At home, despite a full diary, the ’phone (as I used pedantically to apostrophise the abbreviation) rarely rings, and when it does and I make my stately way to the hand-set, it will likely be a nuisance call. Back when the nuisances were human beings, I’d occasionally pre-empt the sales pitch by explaining how grateful I was for their being in touch, since it gave me a chance to plug my latest slim volume or film.

It’s not just at home that things have gone quiet. Last week on a crowded corner in Glasgow’s ‘leafy’ yet bohemian West End, a plangent gap was created overnight where the phone box used to be — the phone box into whose oft-jammed slot I dropped coins in increasing denominations for thirty-five years. Even someone as nostalgic as me doesn’t miss the smell of piss, the call-girl calling-cards, the fumbling for change, the increasingly impatient rap on the pane. Local Hero ends with an ambiguous wake up/goodbye call. In my head, the phone in that red call-box will always be ringing.

From kiosks like that I used to file stories and reviews as a young journalist. One copy taker (and dram partaker) would frequently insert in the body of the article my dictated typographical instructions: Caps Here Please. Next Sentence In Italics. New Par. Who pines for those lines?
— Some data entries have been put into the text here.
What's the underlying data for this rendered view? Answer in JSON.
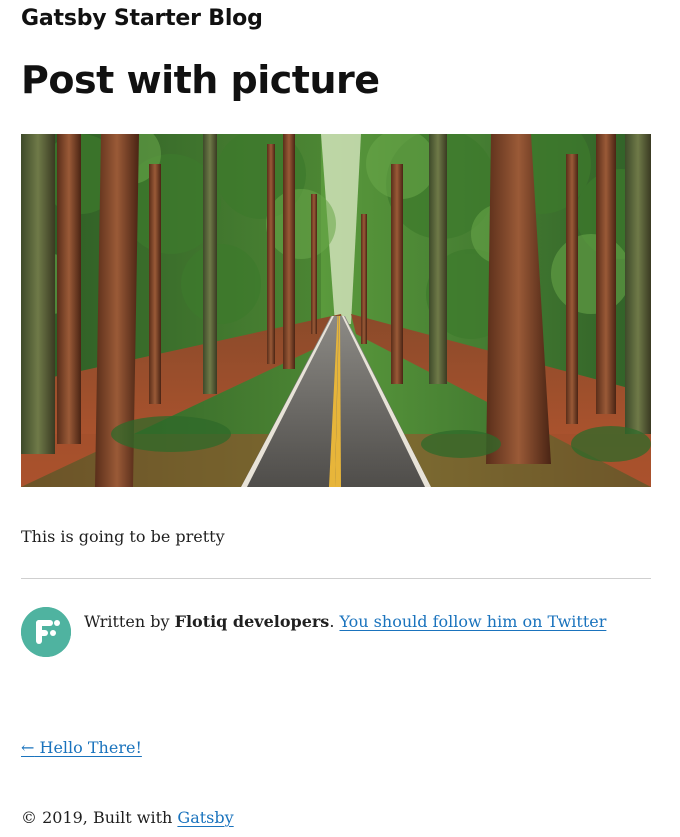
{
  "header": {
    "site_title": "Gatsby Starter Blog"
  },
  "post": {
    "title": "Post with picture",
    "body": "This is going to be pretty"
  },
  "bio": {
    "prefix": "Written by ",
    "author": "Flotiq developers",
    "separator": ". ",
    "twitter_link": "You should follow him on Twitter",
    "avatar_icon": "flotiq-logo-icon"
  },
  "navigation": {
    "previous_arrow": "←",
    "previous_title": "Hello There!"
  },
  "footer": {
    "copyright": "© 2019, Built with ",
    "gatsby_link": "Gatsby"
  },
  "colors": {
    "link": "#1a73bd",
    "divider": "#cfcfcf",
    "avatar_gradient_start": "#5bc7a7",
    "avatar_gradient_end": "#3f9f98"
  }
}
Last week, opposite me on the train, a young woman was loudly and in soap-opera detail dismissing her beau. As we entered a tunnel, without irony or diminuendo, she brusquely terminated the conversation and the relationship: ‘I’m breaking up’. From a pay phone in Albuquerque, one winter’s night in my fickle thirties, with only the stars for eavesdroppers and the desert as voyeur, in the course of a ‘routine’ call I found myself being tenderly and forgivingly broken up with. We were on the end of the line and at the end of the line.

Occasionally, while dreaming, I spin the old perspex wheel, putting my finger on it, my lucky number always coming up. Some event or experience rings a bell. Mum and Dad have been dead for a quarter century. Sylvan Bishopton, recently designated a ‘New Town’, is a deserted village to me. Nobody picks up.

‘It’s for you’. It truly was. That telephone, bought to help me keep in touch received regular bulletins during the twenty-one years it remained in service. Wherever assignments or impulse took me, I’d diligently call home. Whistle or sigh, the instrument passed from one parent to the other, tidings shared, love unexpressed, but ever present in the cadences, the timbre and the tone.

Using her cell phone (a perfectly precise designation), a friend from Washington DC left a message the other afternoon: a close friend, though long out of touch. We’ve known each other since we were eighteen, in the days when I could be reached on that familiar number. I’m as fond of her now as I was then. She was hoping to pay a visit.

Emotional interference – an impulse towards isolation – made it impossible to return her call. The fault’s not with the line. I make and take fewer and fewer calls, succumbing, gradually, to my mother’s antipathy and reserve. I can’t get to the phone right now

How I’d love to place the ultimate long-distance call. Happy or sad, the news good or bad; just to say I’m still alive, calling Bishopton 3415.

Donny O’Rourke’s commissions to write poems for The One Show, a Celtic versus Rangers cup final and a new Health Centre are a reminder that it is usually worth answering the phone. His poems and song lyrics often feature telephones.

09-01-2017
Facebooktwittergoogle_plusFacebooktwittergoogle_plus